Argentines certainly seemed friendly, however. And the coldness, or shyness, of Chileans is something I have regularly lamented here. But the few Chileans I have spoken to, at length anyway, ask questions with clear interest and curiosity.

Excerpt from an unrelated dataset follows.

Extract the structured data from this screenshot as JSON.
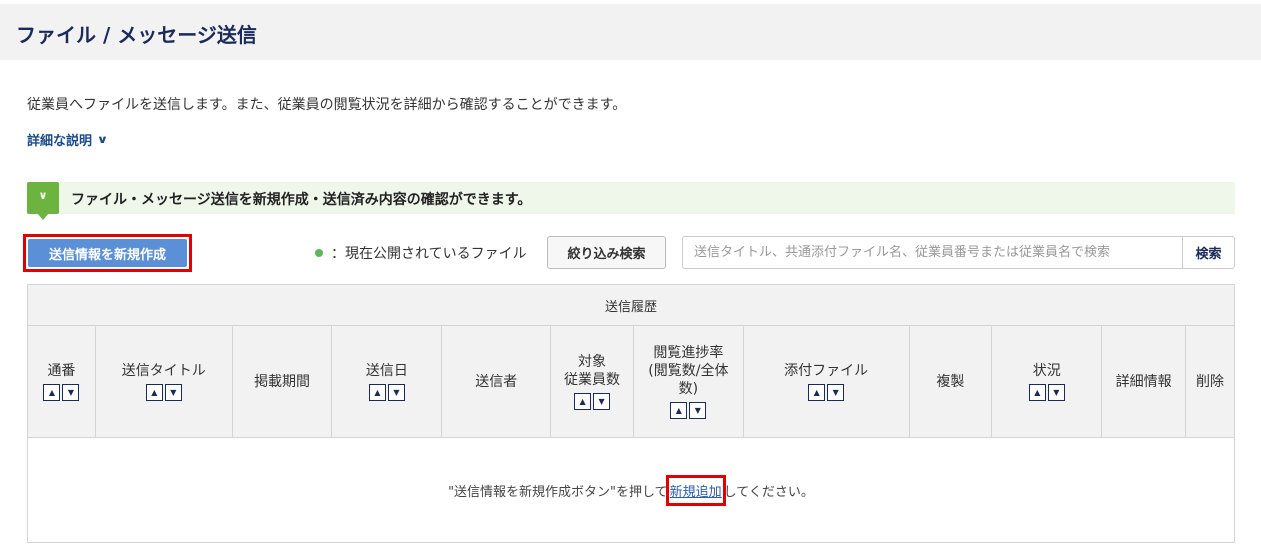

Only rarely do I feel negatively discriminated against as a foreigner or as an American-beggars expect more of me, restaurants give me the English language menu without a second thought and always make me repeat my order three times and point it out on the menu, just to be sure.

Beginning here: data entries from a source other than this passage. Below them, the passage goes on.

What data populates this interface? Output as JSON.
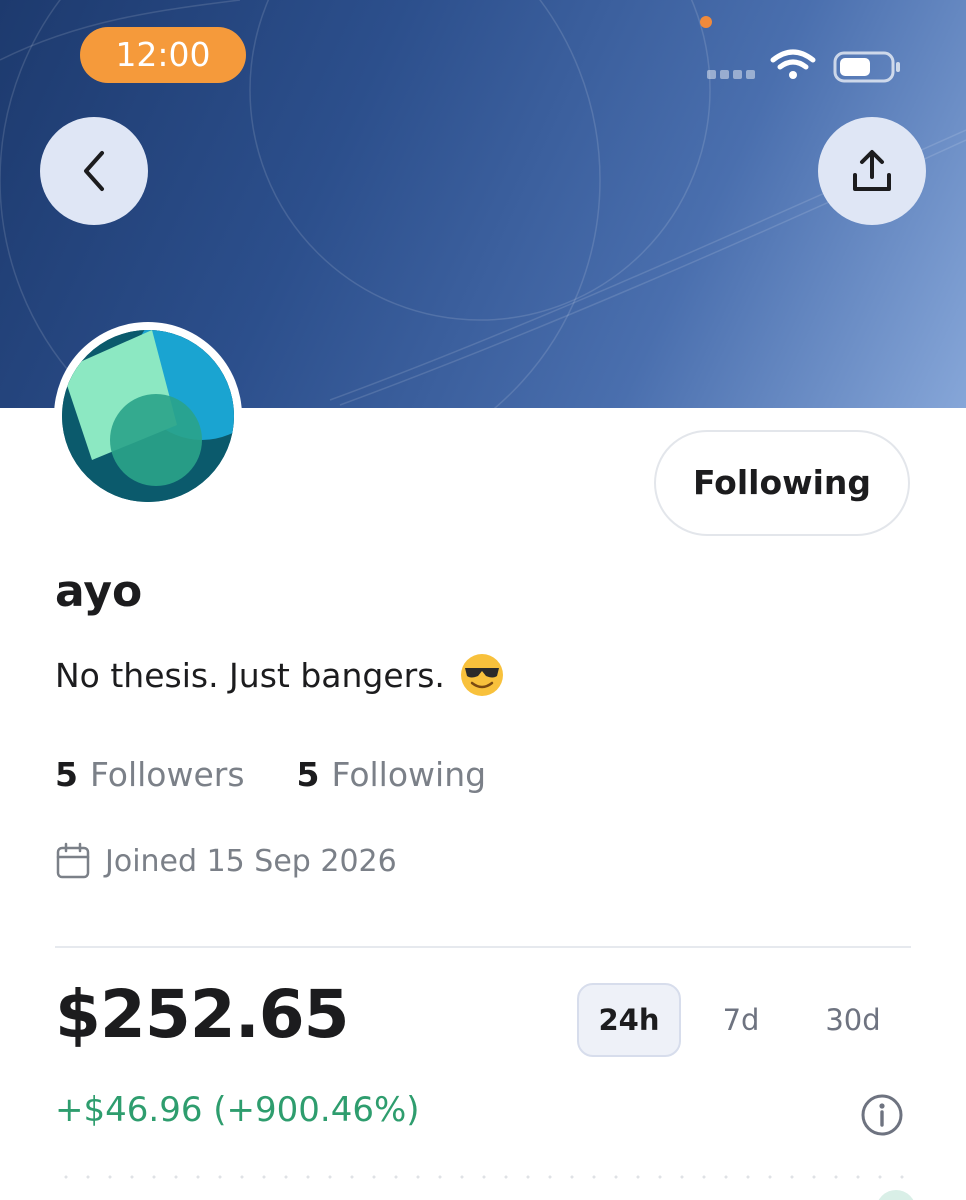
{
  "status_bar": {
    "time": "12:00"
  },
  "header": {
    "back_icon": "chevron-left-icon",
    "share_icon": "share-upload-icon"
  },
  "profile": {
    "username": "ayo",
    "bio": "No thesis. Just bangers.",
    "bio_emoji": "smiling-face-with-sunglasses",
    "follow_button_label": "Following",
    "followers_count": "5",
    "followers_label": "Followers",
    "following_count": "5",
    "following_label": "Following",
    "joined_text": "Joined 15 Sep 2026"
  },
  "portfolio": {
    "balance": "$252.65",
    "change": "+$46.96 (+900.46%)",
    "periods": [
      "24h",
      "7d",
      "30d"
    ],
    "selected_period": "24h"
  },
  "colors": {
    "accent_orange": "#f59a3b",
    "positive_green": "#2e9d6e",
    "banner_dark": "#1d3a6e",
    "banner_light": "#86a6d8"
  }
}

In contrast, my final few hours in BsAs were a frustrating web of prejudice: a co-worker of my barber told him to "take advantage" of having a foreigner in his chair; the cabbie cheated me out of 5 pesos, saying it was "nothing to me" (it probably wasn't); the immigration officer, after seeing my passport, growled at me for giving him the wrong forms; and when I paid the airport tax, the cashier wanted exact change and felt obligated to show me the price using her hands and to condescendingly say it aloud in English
The study abroad students I hung out with in BsAs told me that the Porteños, while friendly, also felt distinctly better and more cultured than Americans-and that they wouldn't hesitate to say so. I never saw that, but I felt close to it.

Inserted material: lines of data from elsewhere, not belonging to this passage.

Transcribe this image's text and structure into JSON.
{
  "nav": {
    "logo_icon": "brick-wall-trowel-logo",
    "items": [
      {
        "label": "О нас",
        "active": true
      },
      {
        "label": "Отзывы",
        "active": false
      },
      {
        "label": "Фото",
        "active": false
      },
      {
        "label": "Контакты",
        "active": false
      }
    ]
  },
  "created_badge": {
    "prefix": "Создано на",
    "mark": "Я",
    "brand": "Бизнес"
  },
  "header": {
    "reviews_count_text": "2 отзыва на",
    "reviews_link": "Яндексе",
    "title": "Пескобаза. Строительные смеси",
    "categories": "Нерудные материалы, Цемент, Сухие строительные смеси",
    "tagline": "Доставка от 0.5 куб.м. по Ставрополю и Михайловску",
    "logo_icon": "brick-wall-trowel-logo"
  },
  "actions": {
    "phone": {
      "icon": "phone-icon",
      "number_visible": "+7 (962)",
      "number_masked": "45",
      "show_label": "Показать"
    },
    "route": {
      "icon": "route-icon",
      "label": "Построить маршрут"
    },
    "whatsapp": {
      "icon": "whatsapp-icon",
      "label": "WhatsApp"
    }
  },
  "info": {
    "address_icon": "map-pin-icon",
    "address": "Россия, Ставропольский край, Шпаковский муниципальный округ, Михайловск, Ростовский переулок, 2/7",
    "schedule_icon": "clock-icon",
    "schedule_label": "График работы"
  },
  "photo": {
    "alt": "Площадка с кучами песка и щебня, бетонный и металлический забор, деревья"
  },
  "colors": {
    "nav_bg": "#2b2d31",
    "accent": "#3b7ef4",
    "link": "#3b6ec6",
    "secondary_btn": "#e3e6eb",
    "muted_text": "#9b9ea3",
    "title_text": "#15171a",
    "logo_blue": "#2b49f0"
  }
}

One of the beautiful things about Chileans is the way they can laugh at themselves, and at their history-even if they won't do it aloud. Pedro de Valdivia, Chile's conqueror, arranged the Chilean expedition illegally, and only fooled 11 people into coming to the dangerous land down south, where there was little gold. Bernardo O'Higgins, Chile's "liberator" was a bastard child of the governor of Chile, lost every battle he ever fought in, and eventually had to flee across the Andes to get help from his Argentine friends (José San Martín, in particular). The Argentines won their battles decisively, and resoundingly kicked the Spanish army out of the country before moving on to Perú. Little Bernardo had to stay behind and run this dump, some joke.
Sometimes Chileans show a certain inferiority complex: they're never be as European or cultured as Argentines, they don't have the history of Peru or Bolivia
And when I go through my ups and downs here in Santiago-which I have kept, for the most part, out of this journal-I try and find the positives. I realize now that, if I were studying in the United States right now (or anywhere, for that matter), I would go through similar mid-semester blues. The tensions I feel now might surge from different roots or might be directed at different people (my host family and my fellow study abroad-ers instead of my Georgetown friends), but they would have been just as strong and just as frustrating stateside.
And I've gone through crises (My study abroad friends and I will, in fact, joke about how we forced an existential crisis upon ourselves by studying abroad). I'm unsure now, for example, about my desire to become a foreign correspondent-something I'd set my sights on as early as seventh grade. The State Department, in fact, is beginning to look quite attractive. I've come to peace with the notion of working for The Man.
Here, I've come to appreciate the comforts of living in America far more, though they are not terribly different from what I have here
But studying abroad was the right choice, and I realize this now, because these tribulations produce results-instead of feeling trapped in a routine, or simply tired of school, I am learning about myself (you knew that line was coming), about my deeply-ingrained identity as an American and maybe about another culture ... I may be out of my element, but I'm not languishing, and I plan to take home everything that I find here.
I'll admit, though, that my plans to grow a long, flowing, Chilean mullet have languished. I hope that doesn't break your heart.